It was certainly a case of a’ the airts as the visitors were introduced to the audience by guest chairman James Bunyan, with Canada, Australia, Qatar, Germany and France all getting a mention.

Former colonial standard bearers, father and son Donald (1976) and Marcus Waldie (1999) were also present to witness the installation of the 2017 colonial standard bearer, Martin Murray.

Society chairman Ian Clapperton presided alongside the guest chairman, and in his opening remarks, he thanked the people of Selkirk for their ongoing support of the society.

He referred to the plans to permanently put the society regalia on display in the Haining and of the continuing partnership with the high school which involved the senior history class looking at the impact of Scots on the empire, with the history medal being awarded at the concert.

He encouraged people to support all the organisations who put so much effort into making the common riding a success.

The guest chairman warmly welcomed everyone to the bussin’ and spoke of the annual pilgrimage by the many overseas Souters and their descendants to the common riding.

He kept the audience amused with a few anecdotes of his common riding experience and read out the many messages from Souters across the seas.

Mr Clapperton introduced this year’s colonial standard bearer.

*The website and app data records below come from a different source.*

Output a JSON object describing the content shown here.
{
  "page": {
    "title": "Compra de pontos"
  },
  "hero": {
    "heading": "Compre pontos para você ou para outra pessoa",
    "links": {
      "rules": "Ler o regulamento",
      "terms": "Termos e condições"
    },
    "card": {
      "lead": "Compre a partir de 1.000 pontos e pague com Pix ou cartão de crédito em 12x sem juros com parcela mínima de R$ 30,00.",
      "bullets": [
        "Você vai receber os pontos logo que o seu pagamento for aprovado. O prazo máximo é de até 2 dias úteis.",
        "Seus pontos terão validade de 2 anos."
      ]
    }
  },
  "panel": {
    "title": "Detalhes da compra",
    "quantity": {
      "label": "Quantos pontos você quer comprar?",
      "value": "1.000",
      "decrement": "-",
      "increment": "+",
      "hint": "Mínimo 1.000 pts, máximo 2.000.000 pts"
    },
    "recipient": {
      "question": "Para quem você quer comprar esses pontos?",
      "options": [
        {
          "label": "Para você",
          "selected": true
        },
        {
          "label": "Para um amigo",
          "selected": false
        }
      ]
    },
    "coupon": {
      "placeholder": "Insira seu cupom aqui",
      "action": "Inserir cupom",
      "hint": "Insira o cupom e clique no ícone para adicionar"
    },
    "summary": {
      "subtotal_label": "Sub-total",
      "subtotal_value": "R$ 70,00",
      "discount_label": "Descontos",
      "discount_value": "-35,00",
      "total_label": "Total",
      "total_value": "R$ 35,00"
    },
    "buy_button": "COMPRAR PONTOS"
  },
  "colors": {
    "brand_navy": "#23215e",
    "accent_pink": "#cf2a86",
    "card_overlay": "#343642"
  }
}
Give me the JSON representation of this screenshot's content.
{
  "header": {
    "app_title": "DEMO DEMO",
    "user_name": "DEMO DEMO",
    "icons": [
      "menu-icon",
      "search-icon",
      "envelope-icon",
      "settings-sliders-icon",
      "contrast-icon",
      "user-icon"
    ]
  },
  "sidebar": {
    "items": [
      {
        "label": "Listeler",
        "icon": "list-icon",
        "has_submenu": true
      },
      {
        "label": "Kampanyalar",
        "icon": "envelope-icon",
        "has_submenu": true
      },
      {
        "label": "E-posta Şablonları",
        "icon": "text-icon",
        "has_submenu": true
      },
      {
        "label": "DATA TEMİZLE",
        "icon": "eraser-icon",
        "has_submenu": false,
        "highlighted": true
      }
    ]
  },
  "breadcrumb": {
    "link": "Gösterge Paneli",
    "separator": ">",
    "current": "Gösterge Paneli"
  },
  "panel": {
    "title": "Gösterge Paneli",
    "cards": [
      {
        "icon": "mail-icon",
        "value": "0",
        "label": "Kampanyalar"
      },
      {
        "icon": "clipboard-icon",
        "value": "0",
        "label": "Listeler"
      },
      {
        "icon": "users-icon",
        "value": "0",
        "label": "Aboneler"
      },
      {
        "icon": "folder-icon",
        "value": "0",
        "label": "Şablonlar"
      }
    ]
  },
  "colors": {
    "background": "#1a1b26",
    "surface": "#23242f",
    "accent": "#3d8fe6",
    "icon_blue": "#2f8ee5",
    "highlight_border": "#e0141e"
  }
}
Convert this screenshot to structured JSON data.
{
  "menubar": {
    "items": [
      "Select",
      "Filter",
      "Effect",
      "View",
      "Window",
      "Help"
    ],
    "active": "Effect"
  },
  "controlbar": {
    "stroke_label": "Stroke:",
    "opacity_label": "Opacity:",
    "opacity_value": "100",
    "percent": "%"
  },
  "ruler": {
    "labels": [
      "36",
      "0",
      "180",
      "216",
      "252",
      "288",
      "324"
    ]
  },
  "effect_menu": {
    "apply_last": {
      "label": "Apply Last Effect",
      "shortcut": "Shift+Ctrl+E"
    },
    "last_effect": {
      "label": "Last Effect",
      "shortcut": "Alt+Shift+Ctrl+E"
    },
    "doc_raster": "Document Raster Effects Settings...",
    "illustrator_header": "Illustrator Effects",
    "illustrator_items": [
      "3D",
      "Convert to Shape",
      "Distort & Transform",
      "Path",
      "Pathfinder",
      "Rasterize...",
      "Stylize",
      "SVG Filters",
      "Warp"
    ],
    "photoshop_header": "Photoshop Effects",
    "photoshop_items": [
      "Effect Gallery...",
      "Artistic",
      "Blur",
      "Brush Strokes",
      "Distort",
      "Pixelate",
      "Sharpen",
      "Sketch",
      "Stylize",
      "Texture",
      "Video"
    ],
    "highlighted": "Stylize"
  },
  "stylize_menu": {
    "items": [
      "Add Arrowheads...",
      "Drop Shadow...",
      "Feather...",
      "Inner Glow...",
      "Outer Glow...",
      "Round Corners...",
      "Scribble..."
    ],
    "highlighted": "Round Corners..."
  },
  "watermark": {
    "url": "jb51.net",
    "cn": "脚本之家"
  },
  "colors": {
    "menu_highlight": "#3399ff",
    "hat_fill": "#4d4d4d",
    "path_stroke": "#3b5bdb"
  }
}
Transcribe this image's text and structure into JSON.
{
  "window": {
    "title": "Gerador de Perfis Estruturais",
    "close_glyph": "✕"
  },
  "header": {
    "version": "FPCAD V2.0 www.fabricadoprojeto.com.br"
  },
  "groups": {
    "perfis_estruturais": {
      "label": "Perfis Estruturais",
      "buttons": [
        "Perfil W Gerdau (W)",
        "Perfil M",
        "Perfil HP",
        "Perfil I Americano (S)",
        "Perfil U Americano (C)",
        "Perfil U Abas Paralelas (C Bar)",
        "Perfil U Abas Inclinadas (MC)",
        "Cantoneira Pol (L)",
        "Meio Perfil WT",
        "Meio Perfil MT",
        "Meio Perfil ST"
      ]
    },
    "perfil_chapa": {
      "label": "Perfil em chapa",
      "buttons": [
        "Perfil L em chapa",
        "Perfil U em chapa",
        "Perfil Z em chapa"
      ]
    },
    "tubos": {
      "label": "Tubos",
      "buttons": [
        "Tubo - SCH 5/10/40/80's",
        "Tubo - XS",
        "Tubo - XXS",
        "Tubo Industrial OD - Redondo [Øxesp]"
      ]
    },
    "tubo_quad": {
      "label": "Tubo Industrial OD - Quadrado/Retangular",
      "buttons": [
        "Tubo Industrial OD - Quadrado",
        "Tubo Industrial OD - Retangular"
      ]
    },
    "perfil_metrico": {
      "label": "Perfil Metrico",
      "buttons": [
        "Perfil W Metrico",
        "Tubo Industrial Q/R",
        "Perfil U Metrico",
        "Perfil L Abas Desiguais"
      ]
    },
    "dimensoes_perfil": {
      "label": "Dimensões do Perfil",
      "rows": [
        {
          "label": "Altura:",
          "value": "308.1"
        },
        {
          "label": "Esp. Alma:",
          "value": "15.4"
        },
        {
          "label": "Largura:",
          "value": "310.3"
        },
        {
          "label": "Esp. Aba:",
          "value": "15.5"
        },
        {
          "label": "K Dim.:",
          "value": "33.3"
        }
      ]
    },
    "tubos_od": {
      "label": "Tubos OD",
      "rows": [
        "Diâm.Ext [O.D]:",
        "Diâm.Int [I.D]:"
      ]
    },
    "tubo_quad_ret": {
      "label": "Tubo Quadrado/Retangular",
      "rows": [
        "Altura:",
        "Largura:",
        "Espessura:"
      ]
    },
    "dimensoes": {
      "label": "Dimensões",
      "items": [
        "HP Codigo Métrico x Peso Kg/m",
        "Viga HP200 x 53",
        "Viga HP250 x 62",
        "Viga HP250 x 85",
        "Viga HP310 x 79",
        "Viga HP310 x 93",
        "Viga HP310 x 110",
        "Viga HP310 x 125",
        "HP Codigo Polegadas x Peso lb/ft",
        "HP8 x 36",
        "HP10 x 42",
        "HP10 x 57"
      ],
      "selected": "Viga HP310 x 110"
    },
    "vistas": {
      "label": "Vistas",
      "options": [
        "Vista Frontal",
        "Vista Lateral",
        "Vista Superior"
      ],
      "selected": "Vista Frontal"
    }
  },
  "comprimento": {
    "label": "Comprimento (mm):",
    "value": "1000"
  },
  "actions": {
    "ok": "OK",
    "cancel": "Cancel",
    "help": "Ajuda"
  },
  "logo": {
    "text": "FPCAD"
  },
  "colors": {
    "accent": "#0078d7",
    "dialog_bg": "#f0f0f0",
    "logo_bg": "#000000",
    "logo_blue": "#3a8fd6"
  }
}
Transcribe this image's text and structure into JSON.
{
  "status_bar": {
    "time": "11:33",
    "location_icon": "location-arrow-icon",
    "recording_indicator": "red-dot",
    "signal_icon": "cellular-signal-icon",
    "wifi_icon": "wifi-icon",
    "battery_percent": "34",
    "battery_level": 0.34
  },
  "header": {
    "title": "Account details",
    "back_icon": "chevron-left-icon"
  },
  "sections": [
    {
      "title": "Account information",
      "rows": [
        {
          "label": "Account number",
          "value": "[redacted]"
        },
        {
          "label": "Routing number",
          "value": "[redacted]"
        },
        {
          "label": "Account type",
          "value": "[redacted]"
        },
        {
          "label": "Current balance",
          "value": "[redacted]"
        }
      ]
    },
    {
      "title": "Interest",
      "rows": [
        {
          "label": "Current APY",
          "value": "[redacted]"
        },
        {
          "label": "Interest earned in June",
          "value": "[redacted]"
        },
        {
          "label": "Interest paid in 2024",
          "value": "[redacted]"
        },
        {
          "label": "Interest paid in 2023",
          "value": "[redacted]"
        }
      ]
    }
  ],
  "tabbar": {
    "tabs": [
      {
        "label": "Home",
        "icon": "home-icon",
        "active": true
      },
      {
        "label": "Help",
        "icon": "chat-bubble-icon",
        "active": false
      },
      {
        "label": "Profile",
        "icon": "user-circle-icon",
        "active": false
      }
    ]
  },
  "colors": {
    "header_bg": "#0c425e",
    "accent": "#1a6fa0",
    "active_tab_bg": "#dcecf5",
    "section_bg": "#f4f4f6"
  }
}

Although not a local, Martin, a civil engineer, married into a weel-kent Selkirk family and played rugby for the town, before moving to Qatar in 2013 with his wife Fiona (McKenzie) and children Ruaridh, 14, and Sarah, nine.

Fiona bussed the flag and both were given a rousing cheer and a chorus of Up Wi’ the Souters.

Provost Jake Wheelans, Royal Burgh Standard Bearer Kieran Riddell and his burleymen and attendants were then introduced to the audience.

Jim Jackson and Margo Craig from the Edinburgh and Midlothian Souters’ Society presented Kieran with the society medallion, strengthening its century-long links with the bussin’ concert and common riding.

Kieran thanked them, before warmly welcoming the exiles and wishing everyone a great common riding.

Provost Wheelans remarked on how pleasing it was to see so many visitors and exiles from overseas.

Wilma Burgon, headteacher of the high school, expressed her support for the society’s history medal and announced the winner, Abbie Linton, who received the medal and a cash sum.

Entertaining the audience in fine style were local singers Ian Wilson and Milly Coltherd, with Dave Mackay at the piano.

The high school band joined forces with the silver band, under the baton of Colin Kemp, and they kept the audience royally entertained with all the favorite common riding tunes.

During the evening, a presentation was made by society secretary Aileen Firth to Falconer Grieve in recognition of sterling service as community singer at the concert.

The concert concluded with a vote of thanks from Mr Clapperton.

He wished everyone a hail smilin’ morn and, for the riders, safe oot, safe in, before the exiles and overseas visitors retired upstairs for the traditional reception.